I may stop work for lunch for a hour or so, but I’m usually itching to get back to my office and continue working. This is what I love, and I prefer spending the majority of my day doing it. I often work until 7-8:00 in the evening, have dinner, and watch tv. I try to get to bed early, so I can wake up and do whatever the next day brings.

7. Any piece of advice/wisdom that you’d like to give the readers at This Design Life?

Be nice.

I think that many people getting started in freelance should humble themselves a bit. Designers often get obsessed with billing right away, so that they can supplement the job that they just quit to go freelance. Take it slow. Don’t ask for those high prices until your work is at that high level. Focus on being great at what you do before you focus on billing industry standards. I still believe that a freelance career is something that is earned with a lot of time, and a lot of hard work.

Also, know that your design talent alone isn’t going to be the attribute that will make you a successful freelancer. So you’re a good designer, so what? You must have business sense, communication skills, flawless grammar (for emails), and an insane work-ethic. If you want to be freelance because you want to be lazy all day, you will not succeed. You have to realize that you chosen a much tougher route, but one that can yield a much better reward.

Thirdly, do some free work every now and then. Free work allows you to have more creative freedom, and to create pieces that often become standouts in your portfolio. The times that I’ve done free work, the client is fully aware that extensive revisions are out of the question, and they’re willing to accept whatever I come up with. These have been some of my favorite projects I’ve ever worked on.

Finally, create a brand for yourself. As a freelancer, you are selling yourself. Know your identity, and build your brand around it. Embrace the idea of your clients viewing you as a real person, and do whatever you can to connect with your public. Have great work on a great website. Be active on Twitter. Share work clips on Dribbble. Do whatever you can to show people who you are. Clients will like the personal connection that they can make with you, so make yourself available.

So, freelancers, have fun. You get to create art for a living, so live in a way that you’re fully aware of your privilege, and you’re happy to create this work. This positivity will wear off on people, people who will be happy to call on you for work – time and time again.


You can see more of Brandon’s work here:

Brandon Rike  |  Dark Collar Art

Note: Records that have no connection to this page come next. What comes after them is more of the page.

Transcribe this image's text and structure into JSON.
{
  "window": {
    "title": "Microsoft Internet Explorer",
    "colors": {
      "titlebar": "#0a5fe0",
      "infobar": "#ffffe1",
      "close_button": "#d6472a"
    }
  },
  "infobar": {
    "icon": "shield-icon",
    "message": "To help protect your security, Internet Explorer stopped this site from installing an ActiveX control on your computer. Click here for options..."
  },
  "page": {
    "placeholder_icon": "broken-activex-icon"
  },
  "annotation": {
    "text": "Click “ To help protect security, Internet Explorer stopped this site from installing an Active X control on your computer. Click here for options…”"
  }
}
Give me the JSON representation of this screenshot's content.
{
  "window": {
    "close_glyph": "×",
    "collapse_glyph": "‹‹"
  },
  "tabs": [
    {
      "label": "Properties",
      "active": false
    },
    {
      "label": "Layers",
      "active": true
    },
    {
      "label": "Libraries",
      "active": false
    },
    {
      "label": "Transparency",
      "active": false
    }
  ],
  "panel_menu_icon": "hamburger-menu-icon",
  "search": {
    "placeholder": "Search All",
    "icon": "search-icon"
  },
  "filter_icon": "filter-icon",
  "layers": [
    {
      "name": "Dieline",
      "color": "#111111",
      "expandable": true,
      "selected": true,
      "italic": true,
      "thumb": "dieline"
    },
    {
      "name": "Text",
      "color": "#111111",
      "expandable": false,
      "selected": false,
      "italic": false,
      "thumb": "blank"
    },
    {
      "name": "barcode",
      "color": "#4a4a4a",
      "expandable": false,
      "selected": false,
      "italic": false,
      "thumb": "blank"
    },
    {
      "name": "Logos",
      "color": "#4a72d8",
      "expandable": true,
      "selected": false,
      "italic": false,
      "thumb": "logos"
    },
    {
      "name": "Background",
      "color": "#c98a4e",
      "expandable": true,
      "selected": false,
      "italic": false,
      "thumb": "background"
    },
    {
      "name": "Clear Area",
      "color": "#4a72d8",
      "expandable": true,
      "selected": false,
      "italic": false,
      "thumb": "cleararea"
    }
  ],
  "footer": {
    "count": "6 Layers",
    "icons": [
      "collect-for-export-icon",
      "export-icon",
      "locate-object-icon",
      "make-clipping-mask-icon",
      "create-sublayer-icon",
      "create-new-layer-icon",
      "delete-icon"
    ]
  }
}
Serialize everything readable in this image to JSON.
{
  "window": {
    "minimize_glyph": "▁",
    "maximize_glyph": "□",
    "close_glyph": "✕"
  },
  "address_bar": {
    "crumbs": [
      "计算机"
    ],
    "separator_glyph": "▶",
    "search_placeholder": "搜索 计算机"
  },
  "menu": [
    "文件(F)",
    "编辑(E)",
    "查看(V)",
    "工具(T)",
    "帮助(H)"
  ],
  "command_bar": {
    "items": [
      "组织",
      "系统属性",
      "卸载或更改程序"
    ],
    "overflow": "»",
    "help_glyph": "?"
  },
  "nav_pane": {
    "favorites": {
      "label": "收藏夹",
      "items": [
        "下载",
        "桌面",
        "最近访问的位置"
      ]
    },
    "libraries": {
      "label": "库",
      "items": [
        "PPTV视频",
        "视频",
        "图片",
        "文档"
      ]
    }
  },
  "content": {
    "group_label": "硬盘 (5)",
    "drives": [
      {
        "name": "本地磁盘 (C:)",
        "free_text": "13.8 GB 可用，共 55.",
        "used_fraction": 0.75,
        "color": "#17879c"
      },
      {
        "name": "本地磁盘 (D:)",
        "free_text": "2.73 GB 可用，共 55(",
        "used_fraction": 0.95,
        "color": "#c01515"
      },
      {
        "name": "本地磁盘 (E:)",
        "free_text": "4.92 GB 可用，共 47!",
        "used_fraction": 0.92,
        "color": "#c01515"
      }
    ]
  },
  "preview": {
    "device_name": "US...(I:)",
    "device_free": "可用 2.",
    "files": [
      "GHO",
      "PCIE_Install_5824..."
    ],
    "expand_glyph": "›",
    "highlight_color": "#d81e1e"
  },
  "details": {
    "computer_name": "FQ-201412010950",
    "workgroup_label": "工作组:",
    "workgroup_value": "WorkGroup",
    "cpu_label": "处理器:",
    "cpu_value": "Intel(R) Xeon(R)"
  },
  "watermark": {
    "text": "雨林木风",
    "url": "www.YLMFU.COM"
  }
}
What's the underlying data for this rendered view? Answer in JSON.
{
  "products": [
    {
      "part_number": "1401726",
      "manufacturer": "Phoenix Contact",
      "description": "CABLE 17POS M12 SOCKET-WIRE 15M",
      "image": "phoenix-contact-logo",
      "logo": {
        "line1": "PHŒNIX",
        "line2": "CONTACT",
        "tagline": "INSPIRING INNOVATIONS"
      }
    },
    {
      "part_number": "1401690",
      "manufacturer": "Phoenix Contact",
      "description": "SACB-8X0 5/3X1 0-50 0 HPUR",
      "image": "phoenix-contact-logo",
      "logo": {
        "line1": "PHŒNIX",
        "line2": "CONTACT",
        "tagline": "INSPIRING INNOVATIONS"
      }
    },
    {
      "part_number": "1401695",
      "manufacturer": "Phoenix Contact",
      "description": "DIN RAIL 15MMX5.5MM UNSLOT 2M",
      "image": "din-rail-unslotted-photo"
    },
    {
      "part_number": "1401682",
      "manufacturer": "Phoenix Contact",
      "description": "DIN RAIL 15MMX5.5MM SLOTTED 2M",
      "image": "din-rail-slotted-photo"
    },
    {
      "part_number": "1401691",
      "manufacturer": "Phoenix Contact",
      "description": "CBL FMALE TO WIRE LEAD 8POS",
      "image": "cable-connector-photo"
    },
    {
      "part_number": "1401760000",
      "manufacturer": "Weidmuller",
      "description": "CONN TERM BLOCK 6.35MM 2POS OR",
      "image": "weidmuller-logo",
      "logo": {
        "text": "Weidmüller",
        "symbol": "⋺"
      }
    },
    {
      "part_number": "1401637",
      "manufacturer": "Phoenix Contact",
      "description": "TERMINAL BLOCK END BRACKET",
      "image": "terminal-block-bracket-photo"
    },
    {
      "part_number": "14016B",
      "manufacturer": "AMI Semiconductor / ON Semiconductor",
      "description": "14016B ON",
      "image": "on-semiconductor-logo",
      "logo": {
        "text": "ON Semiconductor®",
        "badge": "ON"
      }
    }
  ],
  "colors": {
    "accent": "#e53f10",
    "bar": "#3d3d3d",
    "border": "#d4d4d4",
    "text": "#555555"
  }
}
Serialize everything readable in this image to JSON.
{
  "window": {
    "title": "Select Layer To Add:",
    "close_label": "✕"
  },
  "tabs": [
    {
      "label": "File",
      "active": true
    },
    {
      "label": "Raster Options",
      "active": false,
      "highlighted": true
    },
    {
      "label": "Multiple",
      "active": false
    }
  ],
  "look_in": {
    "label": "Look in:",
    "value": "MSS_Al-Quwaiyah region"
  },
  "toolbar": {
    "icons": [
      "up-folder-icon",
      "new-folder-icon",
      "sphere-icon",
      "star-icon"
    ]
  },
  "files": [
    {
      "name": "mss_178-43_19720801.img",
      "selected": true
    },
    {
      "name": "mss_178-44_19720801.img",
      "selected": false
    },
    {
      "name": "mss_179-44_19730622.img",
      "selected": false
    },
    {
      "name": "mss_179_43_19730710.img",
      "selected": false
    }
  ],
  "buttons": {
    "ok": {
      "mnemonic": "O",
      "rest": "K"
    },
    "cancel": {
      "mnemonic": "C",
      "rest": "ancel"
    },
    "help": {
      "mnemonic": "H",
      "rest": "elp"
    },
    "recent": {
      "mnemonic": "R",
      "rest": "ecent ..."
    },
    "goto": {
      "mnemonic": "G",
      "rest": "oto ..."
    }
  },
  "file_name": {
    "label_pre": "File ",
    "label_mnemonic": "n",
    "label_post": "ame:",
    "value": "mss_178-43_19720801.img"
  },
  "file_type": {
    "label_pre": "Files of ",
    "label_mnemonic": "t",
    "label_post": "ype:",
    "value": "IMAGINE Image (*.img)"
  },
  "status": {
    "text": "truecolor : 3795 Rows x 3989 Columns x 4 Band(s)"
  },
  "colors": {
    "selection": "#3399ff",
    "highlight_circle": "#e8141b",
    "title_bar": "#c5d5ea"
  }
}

Chris Green

Chris Green at This Design Life
Chris Green is a designer and marketer. He runs an agency called Calloway Green and is also the founder of This Design Life.

Latest posts by Chris Green (see all)